His job was simple: help.

He’s always been driven to succeed, say his parents. He’s like the firefly in the bottle who wants to create as much wattage as possible. The oldest child of Jill and Rod Halford of Orem, Skyler is a driven guy.

“He likes to accomplish things," Jill Halford said. "If you tell him he can’t do something, he takes it as a challenge and he tries to prove it. He’s determined.”

When he was a little kid, his father found a piece of plywood and cut a round hole in it. “Skyler would shoot a ball in it for hours and hours," Jill said. "He had to put the basketball in the hole.”

In youth basketball, Halford's mom remembers her son being distraught when his team lost. The team played “up” against older competition and when they lost, Skyler would be in tears and couldn’t understand why the other players weren’t as upset as he was.

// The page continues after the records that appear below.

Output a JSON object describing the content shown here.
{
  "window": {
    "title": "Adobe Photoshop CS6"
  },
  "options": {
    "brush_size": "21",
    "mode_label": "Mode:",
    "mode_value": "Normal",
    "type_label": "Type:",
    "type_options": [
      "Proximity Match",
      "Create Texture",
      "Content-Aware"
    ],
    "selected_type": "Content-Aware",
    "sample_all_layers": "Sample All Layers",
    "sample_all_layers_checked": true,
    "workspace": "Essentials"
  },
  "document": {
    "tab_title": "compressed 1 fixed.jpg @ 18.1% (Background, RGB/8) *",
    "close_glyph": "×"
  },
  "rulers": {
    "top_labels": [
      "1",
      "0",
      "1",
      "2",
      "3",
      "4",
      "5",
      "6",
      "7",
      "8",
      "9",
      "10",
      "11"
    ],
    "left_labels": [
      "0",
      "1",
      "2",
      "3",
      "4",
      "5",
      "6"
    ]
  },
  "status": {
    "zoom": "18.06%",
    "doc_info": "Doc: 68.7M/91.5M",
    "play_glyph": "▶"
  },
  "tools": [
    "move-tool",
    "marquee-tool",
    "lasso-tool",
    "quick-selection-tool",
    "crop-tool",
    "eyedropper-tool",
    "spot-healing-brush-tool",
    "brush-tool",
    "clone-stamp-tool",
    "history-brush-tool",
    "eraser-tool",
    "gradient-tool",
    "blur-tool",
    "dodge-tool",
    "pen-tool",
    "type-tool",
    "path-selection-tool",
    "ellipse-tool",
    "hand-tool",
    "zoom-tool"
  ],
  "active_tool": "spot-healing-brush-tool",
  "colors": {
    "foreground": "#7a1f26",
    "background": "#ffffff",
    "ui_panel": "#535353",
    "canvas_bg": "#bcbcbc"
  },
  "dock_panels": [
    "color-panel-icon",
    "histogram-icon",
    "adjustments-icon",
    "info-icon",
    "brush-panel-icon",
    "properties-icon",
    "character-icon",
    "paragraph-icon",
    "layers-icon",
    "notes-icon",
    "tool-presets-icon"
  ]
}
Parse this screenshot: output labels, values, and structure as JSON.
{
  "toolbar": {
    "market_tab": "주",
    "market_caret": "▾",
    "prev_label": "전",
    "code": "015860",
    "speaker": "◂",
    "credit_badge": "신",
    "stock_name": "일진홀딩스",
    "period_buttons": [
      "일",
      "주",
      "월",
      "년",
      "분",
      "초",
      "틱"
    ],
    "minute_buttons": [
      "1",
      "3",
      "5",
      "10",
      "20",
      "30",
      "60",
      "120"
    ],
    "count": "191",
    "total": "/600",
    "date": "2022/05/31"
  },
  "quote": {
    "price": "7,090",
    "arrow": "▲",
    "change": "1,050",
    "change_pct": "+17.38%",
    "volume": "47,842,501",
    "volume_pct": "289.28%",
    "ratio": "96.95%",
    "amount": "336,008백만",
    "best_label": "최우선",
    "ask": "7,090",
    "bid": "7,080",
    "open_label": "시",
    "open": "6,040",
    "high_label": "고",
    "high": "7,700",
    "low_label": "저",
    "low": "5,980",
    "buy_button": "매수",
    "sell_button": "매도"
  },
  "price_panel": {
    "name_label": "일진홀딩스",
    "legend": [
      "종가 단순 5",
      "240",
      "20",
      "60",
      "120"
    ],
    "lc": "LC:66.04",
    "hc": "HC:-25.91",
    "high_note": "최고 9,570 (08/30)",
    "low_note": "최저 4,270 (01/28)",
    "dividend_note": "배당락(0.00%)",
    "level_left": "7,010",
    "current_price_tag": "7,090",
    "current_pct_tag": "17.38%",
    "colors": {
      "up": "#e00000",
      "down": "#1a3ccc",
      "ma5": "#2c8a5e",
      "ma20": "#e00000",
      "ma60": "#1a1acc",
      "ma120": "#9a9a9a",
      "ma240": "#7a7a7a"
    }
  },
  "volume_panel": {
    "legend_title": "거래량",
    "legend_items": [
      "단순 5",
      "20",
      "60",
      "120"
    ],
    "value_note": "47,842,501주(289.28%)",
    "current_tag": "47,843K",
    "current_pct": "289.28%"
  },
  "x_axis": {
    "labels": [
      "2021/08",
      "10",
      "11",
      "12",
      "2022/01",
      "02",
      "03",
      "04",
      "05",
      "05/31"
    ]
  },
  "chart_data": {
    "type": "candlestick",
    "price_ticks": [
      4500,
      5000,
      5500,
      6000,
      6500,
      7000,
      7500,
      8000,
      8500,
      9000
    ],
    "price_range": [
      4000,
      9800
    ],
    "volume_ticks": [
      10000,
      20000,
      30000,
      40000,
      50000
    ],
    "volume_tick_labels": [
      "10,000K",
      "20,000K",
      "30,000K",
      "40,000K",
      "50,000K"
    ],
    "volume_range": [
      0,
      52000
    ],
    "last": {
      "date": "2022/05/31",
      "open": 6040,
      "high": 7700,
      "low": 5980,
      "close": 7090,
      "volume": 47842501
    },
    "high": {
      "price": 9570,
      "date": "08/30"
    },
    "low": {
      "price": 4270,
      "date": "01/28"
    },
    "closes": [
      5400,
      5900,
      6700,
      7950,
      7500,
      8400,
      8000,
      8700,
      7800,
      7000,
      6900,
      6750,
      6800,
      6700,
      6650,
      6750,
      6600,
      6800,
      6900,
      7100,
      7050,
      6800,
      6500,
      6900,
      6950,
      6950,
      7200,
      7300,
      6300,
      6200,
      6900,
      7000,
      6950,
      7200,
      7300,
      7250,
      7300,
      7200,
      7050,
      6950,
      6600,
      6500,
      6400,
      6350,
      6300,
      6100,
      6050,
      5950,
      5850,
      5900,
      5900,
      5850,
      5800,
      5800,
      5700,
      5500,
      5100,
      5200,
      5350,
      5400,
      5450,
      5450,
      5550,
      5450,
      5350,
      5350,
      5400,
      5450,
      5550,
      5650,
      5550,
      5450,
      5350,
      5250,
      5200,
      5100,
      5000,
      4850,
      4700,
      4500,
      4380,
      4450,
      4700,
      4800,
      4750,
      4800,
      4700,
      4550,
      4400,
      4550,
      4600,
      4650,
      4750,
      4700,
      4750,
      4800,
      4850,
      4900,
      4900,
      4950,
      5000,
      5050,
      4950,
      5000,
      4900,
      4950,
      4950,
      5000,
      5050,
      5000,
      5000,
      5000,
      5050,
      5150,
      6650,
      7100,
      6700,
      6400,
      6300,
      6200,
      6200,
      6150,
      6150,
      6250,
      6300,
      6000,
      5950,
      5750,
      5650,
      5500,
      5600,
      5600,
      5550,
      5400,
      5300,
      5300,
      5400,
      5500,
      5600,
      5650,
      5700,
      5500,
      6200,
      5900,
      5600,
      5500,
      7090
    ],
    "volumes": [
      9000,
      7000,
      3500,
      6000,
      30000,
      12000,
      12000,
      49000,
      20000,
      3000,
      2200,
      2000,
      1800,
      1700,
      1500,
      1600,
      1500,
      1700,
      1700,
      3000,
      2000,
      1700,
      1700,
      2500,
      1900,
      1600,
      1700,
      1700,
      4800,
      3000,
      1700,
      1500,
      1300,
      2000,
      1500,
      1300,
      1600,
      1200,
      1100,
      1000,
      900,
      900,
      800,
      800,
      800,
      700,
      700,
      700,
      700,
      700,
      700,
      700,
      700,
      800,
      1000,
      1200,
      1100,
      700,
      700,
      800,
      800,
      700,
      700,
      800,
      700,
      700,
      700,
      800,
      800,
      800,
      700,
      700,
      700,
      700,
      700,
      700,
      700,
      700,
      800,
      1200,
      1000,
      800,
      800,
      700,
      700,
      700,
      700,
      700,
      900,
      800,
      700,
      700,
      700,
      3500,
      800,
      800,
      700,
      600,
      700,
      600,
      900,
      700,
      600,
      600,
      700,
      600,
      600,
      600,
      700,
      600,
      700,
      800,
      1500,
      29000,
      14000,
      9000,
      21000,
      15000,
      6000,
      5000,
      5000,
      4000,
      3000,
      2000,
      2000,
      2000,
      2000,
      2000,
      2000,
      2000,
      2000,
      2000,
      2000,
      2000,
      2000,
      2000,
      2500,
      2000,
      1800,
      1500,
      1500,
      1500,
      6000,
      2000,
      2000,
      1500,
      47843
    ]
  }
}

He is competitive by nature. He’s also positive.

“He doesn’t like negativity, doesn’t talk negative,” said Jill when asked what her son’s personality is like. “He’s easy-going, he wants to make sure people are happy and feel included. Times in high school when we’d be frustrated about a game or a coach, he wouldn’t chime in; he wouldn’t say anything.”

Described as an “instant energy guy” by teammates at Orem’s Timpanogos High back in the day, that is exactly what the Cougars got when they signed the Salt Lake Community College All-American two years ago.

It’s come in handy for Rose. He’s had Halford on speed dial. He’s thrown him in games like a lifeboat.

Halford plays fast and hard. He darts and dodges, gets in the key and finishes. He can lead or trigger the fast break and when called upon to finish, he can deliver on cue. Halford comes in relief or he runs off the bench because of a specific matchup. Whatever it takes, nobody can say he hasn't been prepared when Rose gives him the nod.

“I’m just trying to get myself open for my teammates when they're driving in there and kicking it,” he said. “Just trying to knock it down when the opportunity presents itself. That's just the name of the game for all of our guys. When your number's called, you just have to get in there and make a difference. I was trying to do the best that I can.”

Halford has scored in double figures in five straight games and eight of the last nine. He had a season high against Pacific last Saturday, matching his season high for the third time this season. A year ago he had 28 points against San Diego.

In the last 14 games, Halford has averaged 21 minutes. This has not been journeyman time but veteran time. With fellow senior Anson Winder nursing a groin muscle pull, Halford has averaged 25 minutes the last five games. Again, not a bone tossed his way but a real, substantial role.

For the season, Halford averages 8.0 points, 1.7 rebounds and 2.6 assists a game. He is shooting 46 percent from the field, 44 percent from beyond the arc, and 86 percent from the line.

BYU’s fast-paced offense depends on 3-point shooting in transition and it’s led to the Cougars leading the nation in scoring most of this season. Halford can comfortably say he’s got that. He can pull up and fire away from a dead run and he buries his share of bombs.

More than a year ago Rose called on Halford to play shooting guard alongside Collinsworth after the first four-game losing streak in his coaching career. To do so, he benched starter Matt Carlino.

It was a gamble. Carlino ended up leaving for Marquette after the season.

Halford will be a missed commodity by BYU basketball, not only for his hustle and skills, but his attitude.

In a lot of ways, teams win because of attitude a lot more times than they do because of collective skill.

It’s called chemistry.

Halford covers most of the periodic table for the Cougars.

Dick Harmon, Deseret News sports columnist, can be found on Twitter as Harmonwrites and can be contacted at